Ukraine: Prosecutor General Fires Reformer Deputy; Hours Later, He Himself is Sacked

Ukraine’s Parliament dismissed Prosecutor General Viktor Shokin Tuesday over allegations he had been stalling efforts to fight corruption.  Just hours earlier, Shokin had fired his reformer deputy, the Kyiv Post said.

Viktor Shokin (Photo Credit: Wikimedia)Shokin filed his resignation last month at the request of President Petro Poroshenko, a year after Poroshenko had appointed him, Ukraine Today said.  That resignation was accepted by Parliament on Tuesday, the Associated Press (AP) said.

Western leaders and reform-minded Ukrainians had been calling for Shokin’s removal for some time.  Critics claimed he failed to prosecute any major cases, including the killing of more than 100 protesters during the EuroMaidan Revolution in 2014 and cases against allies of former President Viktor Yanukovych. 

Shokin’s dismissal was also a condition for Ukraine to get a US$ 1 billion loan from the US government, the Kyiv Post said, citing local media.  The loan formed part of Tuesday’s parliamentary debate on Shokin’s dismissal, held the day before Poroshenko was due to visit the US.

Shokin did not go without a fight.  Hours before the dismissal debate, he fired his own reformer deputy, Davit Sakvarelidze, the Kyiv Post said.  Shokin accused him of breaking the law by attending a rally and violating ethical principles.  The two have had a long-running conflict.

Sakvarelidze is known as a reformer.  He had accused Shokin and others of sabotaging efforts to take cases to court against two high-up prosecutors arrested on bribery charges in 2015 and of failing to address corruption in the prosecutor’s office.  The rally had been protesting Shokin’s dismissal of other deputies running corruption cases against prosecutors.

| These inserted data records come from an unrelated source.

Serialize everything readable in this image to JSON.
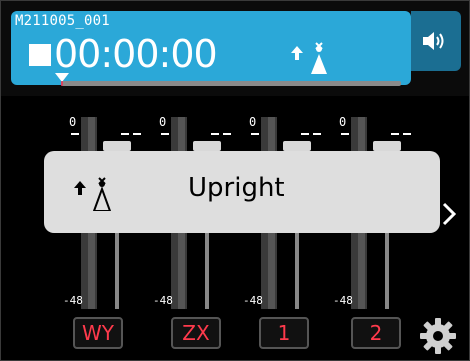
{
  "header": {
    "file_name": "M211005_001",
    "elapsed": "00:00:00",
    "position_fraction": 0.0,
    "mode_icon": "upright-mic-icon",
    "speaker_icon": "speaker-icon",
    "accent": "#2ba8d8"
  },
  "meters": {
    "channels": [
      {
        "top_label": "0",
        "bottom_label": "-48"
      },
      {
        "top_label": "0",
        "bottom_label": "-48"
      },
      {
        "top_label": "0",
        "bottom_label": "-48"
      },
      {
        "top_label": "0",
        "bottom_label": "-48"
      }
    ]
  },
  "popup": {
    "icon": "upright-mic-icon",
    "label": "Upright"
  },
  "channel_buttons": [
    {
      "label": "WY"
    },
    {
      "label": "ZX"
    },
    {
      "label": "1"
    },
    {
      "label": "2"
    }
  ],
  "settings_icon": "gear-icon",
  "colors": {
    "channel_label": "#ff3a4c",
    "popup_bg": "#dedede"
  }
}
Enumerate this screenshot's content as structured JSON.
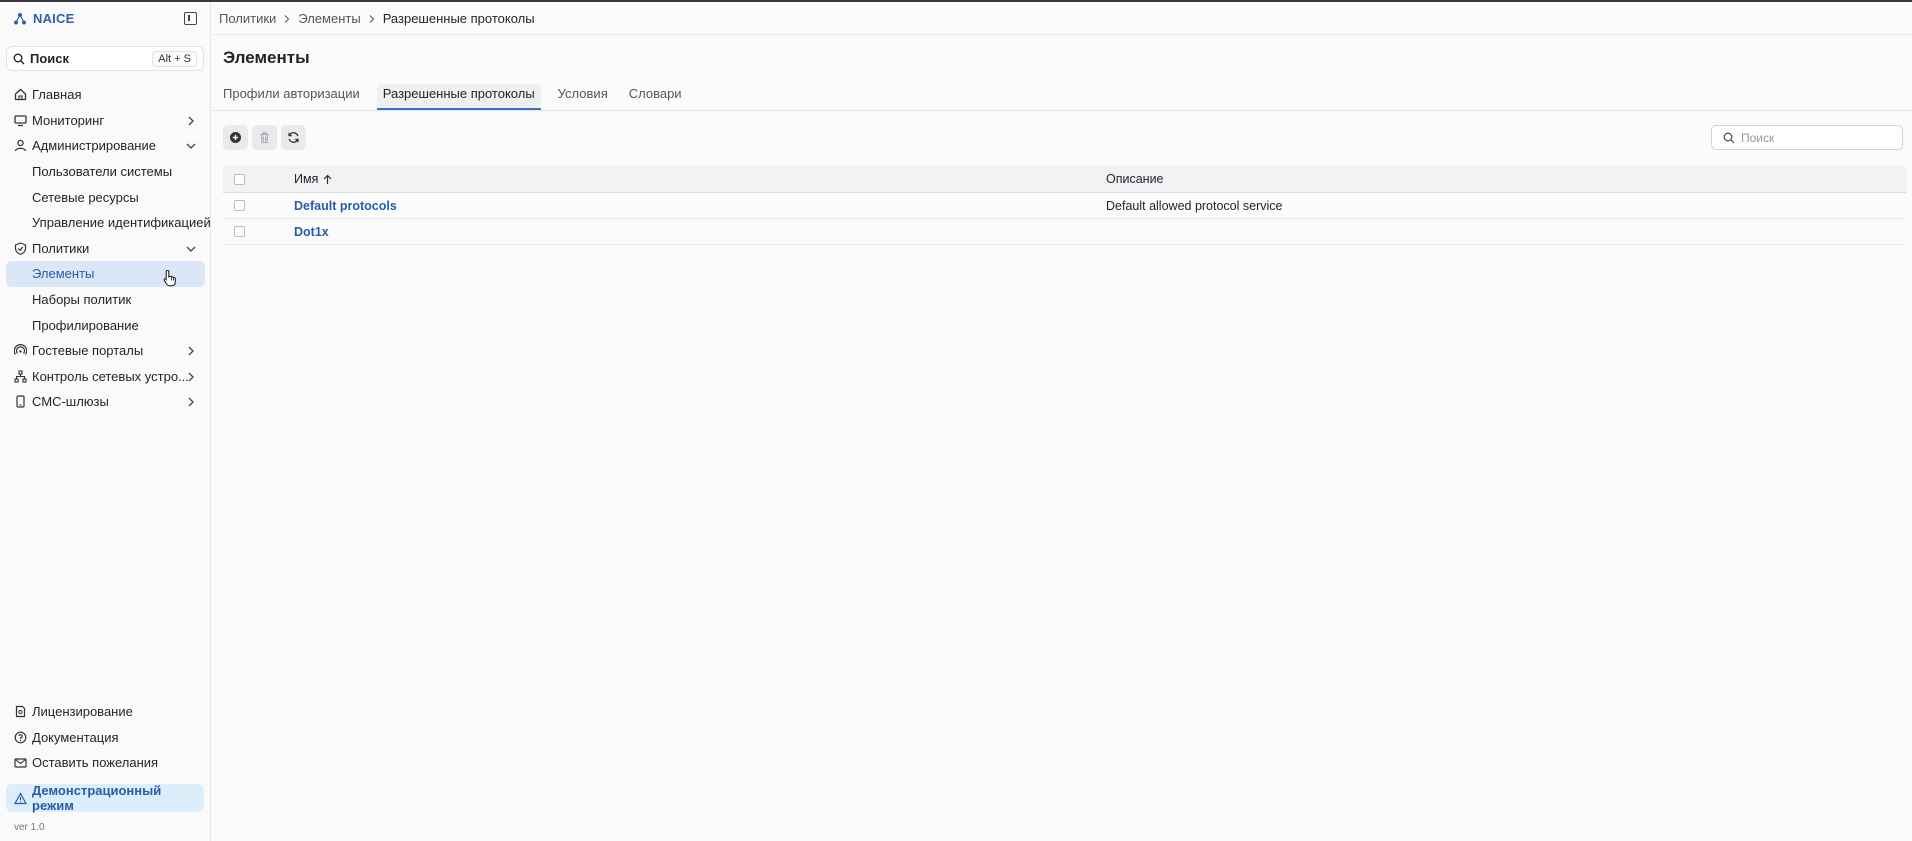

Sakvarelidze also suggested Shokin could be corrupt himself.  The Prosecutor General’s office has denied his allegations, the Kyiv Post said.

Several hundred people protested Monday, calling for Shokin’s resignation.  Civil activists argue the prosecutor general position is overly politicized, enabling the president to stifle investigations and launch criminal cases to suit his own interests.  Speakers at the protests also criticized Shokin’s possible replacements as being cut from the same cloth, the Kyiv Post said.

Poroshenko also asked Prime Minister Arseniy Yatsenyuk to resign last month, but Yatsenyuk survived a no-confidence vote in Parliament Feb. 16.  Parliament cannot vote to remove a prime minister twice in one session, but Yatsenyuk remains under pressure.  Parliamentary factions also held separate meetings Tuesday to discuss his future, Agence-France Presse said.